## [WHAT IS REQUIRED]
Each of the entries should be output exactly, with nothing left out.

## [RECORD EXTRACTS]
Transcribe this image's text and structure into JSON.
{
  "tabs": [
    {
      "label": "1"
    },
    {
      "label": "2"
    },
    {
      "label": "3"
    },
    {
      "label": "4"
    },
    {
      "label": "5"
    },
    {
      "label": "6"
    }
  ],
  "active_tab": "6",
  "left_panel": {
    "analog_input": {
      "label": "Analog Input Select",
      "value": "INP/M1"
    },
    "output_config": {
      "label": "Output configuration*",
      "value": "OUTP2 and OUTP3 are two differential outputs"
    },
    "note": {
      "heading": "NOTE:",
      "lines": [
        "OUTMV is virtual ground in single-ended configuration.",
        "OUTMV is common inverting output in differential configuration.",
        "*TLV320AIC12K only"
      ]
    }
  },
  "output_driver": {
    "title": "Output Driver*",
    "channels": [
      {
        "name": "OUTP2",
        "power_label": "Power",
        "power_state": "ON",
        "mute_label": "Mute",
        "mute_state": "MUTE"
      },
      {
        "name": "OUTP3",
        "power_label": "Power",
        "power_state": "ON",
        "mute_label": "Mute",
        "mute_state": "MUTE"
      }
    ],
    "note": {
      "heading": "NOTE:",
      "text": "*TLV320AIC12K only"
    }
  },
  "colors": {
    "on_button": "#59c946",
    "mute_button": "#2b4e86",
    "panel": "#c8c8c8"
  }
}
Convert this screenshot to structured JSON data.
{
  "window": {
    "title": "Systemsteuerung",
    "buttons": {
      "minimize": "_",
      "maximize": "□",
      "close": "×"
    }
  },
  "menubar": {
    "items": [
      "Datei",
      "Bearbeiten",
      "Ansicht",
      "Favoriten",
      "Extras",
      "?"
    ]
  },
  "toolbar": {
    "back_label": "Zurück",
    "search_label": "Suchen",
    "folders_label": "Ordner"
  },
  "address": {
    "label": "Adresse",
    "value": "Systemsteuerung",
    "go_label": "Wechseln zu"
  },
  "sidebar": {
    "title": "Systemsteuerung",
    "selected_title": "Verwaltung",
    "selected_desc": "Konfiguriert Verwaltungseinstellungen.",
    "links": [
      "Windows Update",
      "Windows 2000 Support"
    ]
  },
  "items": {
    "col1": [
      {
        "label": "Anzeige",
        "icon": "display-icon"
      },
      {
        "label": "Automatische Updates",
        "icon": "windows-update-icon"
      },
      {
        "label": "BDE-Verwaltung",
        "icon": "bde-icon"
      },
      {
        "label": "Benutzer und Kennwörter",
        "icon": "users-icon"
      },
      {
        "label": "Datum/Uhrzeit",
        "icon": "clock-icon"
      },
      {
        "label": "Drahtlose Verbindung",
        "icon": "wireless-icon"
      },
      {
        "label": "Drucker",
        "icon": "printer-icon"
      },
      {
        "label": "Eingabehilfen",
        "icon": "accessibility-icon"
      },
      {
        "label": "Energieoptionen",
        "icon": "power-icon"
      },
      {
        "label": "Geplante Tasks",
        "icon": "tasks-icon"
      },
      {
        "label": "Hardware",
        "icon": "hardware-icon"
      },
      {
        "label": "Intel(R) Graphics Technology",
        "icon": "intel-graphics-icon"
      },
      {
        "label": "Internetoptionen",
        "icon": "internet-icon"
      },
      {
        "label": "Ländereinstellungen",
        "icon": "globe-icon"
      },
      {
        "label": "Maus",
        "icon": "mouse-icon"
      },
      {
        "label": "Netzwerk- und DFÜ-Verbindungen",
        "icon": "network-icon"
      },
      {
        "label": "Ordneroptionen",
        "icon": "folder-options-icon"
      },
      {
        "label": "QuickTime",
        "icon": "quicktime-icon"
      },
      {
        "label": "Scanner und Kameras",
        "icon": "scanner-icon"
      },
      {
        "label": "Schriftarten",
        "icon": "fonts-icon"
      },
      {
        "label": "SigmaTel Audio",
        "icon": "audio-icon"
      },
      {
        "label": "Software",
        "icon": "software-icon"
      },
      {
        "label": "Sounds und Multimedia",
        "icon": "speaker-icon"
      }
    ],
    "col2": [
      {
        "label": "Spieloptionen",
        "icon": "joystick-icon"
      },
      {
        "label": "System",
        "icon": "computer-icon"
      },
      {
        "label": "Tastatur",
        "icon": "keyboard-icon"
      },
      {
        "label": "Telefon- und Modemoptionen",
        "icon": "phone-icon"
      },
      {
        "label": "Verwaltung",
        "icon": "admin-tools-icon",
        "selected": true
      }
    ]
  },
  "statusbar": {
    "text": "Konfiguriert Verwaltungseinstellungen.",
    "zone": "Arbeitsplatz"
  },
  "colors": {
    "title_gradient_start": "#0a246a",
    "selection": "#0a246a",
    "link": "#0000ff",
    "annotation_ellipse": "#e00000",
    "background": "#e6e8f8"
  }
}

## [ANSWER SPACE]
Transcribe this image's text and structure into JSON.
{
  "tabs": [
    {
      "label": "1"
    },
    {
      "label": "2"
    },
    {
      "label": "3"
    },
    {
      "label": "4"
    },
    {
      "label": "5"
    },
    {
      "label": "6"
    }
  ],
  "active_tab": "6",
  "left_panel": {
    "analog_input": {
      "label": "Analog Input Select",
      "value": "INP/M1"
    },
    "output_config": {
      "label": "Output configuration*",
      "value": "OUTP2 and OUTP3 are two differential outputs"
    },
    "note": {
      "heading": "NOTE:",
      "lines": [
        "OUTMV is virtual ground in single-ended configuration.",
        "OUTMV is common inverting output in differential configuration.",
        "*TLV320AIC12K only"
      ]
    }
  },
  "output_driver": {
    "title": "Output Driver*",
    "channels": [
      {
        "name": "OUTP2",
        "power_label": "Power",
        "power_state": "ON",
        "mute_label": "Mute",
        "mute_state": "MUTE"
      },
      {
        "name": "OUTP3",
        "power_label": "Power",
        "power_state": "ON",
        "mute_label": "Mute",
        "mute_state": "MUTE"
      }
    ],
    "note": {
      "heading": "NOTE:",
      "text": "*TLV320AIC12K only"
    }
  },
  "colors": {
    "on_button": "#59c946",
    "mute_button": "#2b4e86",
    "panel": "#c8c8c8"
  }
}
Convert this screenshot to structured JSON data.
{
  "window": {
    "title": "Systemsteuerung",
    "buttons": {
      "minimize": "_",
      "maximize": "□",
      "close": "×"
    }
  },
  "menubar": {
    "items": [
      "Datei",
      "Bearbeiten",
      "Ansicht",
      "Favoriten",
      "Extras",
      "?"
    ]
  },
  "toolbar": {
    "back_label": "Zurück",
    "search_label": "Suchen",
    "folders_label": "Ordner"
  },
  "address": {
    "label": "Adresse",
    "value": "Systemsteuerung",
    "go_label": "Wechseln zu"
  },
  "sidebar": {
    "title": "Systemsteuerung",
    "selected_title": "Verwaltung",
    "selected_desc": "Konfiguriert Verwaltungseinstellungen.",
    "links": [
      "Windows Update",
      "Windows 2000 Support"
    ]
  },
  "items": {
    "col1": [
      {
        "label": "Anzeige",
        "icon": "display-icon"
      },
      {
        "label": "Automatische Updates",
        "icon": "windows-update-icon"
      },
      {
        "label": "BDE-Verwaltung",
        "icon": "bde-icon"
      },
      {
        "label": "Benutzer und Kennwörter",
        "icon": "users-icon"
      },
      {
        "label": "Datum/Uhrzeit",
        "icon": "clock-icon"
      },
      {
        "label": "Drahtlose Verbindung",
        "icon": "wireless-icon"
      },
      {
        "label": "Drucker",
        "icon": "printer-icon"
      },
      {
        "label": "Eingabehilfen",
        "icon": "accessibility-icon"
      },
      {
        "label": "Energieoptionen",
        "icon": "power-icon"
      },
      {
        "label": "Geplante Tasks",
        "icon": "tasks-icon"
      },
      {
        "label": "Hardware",
        "icon": "hardware-icon"
      },
      {
        "label": "Intel(R) Graphics Technology",
        "icon": "intel-graphics-icon"
      },
      {
        "label": "Internetoptionen",
        "icon": "internet-icon"
      },
      {
        "label": "Ländereinstellungen",
        "icon": "globe-icon"
      },
      {
        "label": "Maus",
        "icon": "mouse-icon"
      },
      {
        "label": "Netzwerk- und DFÜ-Verbindungen",
        "icon": "network-icon"
      },
      {
        "label": "Ordneroptionen",
        "icon": "folder-options-icon"
      },
      {
        "label": "QuickTime",
        "icon": "quicktime-icon"
      },
      {
        "label": "Scanner und Kameras",
        "icon": "scanner-icon"
      },
      {
        "label": "Schriftarten",
        "icon": "fonts-icon"
      },
      {
        "label": "SigmaTel Audio",
        "icon": "audio-icon"
      },
      {
        "label": "Software",
        "icon": "software-icon"
      },
      {
        "label": "Sounds und Multimedia",
        "icon": "speaker-icon"
      }
    ],
    "col2": [
      {
        "label": "Spieloptionen",
        "icon": "joystick-icon"
      },
      {
        "label": "System",
        "icon": "computer-icon"
      },
      {
        "label": "Tastatur",
        "icon": "keyboard-icon"
      },
      {
        "label": "Telefon- und Modemoptionen",
        "icon": "phone-icon"
      },
      {
        "label": "Verwaltung",
        "icon": "admin-tools-icon",
        "selected": true
      }
    ]
  },
  "statusbar": {
    "text": "Konfiguriert Verwaltungseinstellungen.",
    "zone": "Arbeitsplatz"
  },
  "colors": {
    "title_gradient_start": "#0a246a",
    "selection": "#0a246a",
    "link": "#0000ff",
    "annotation_ellipse": "#e00000",
    "background": "#e6e8f8"
  }
}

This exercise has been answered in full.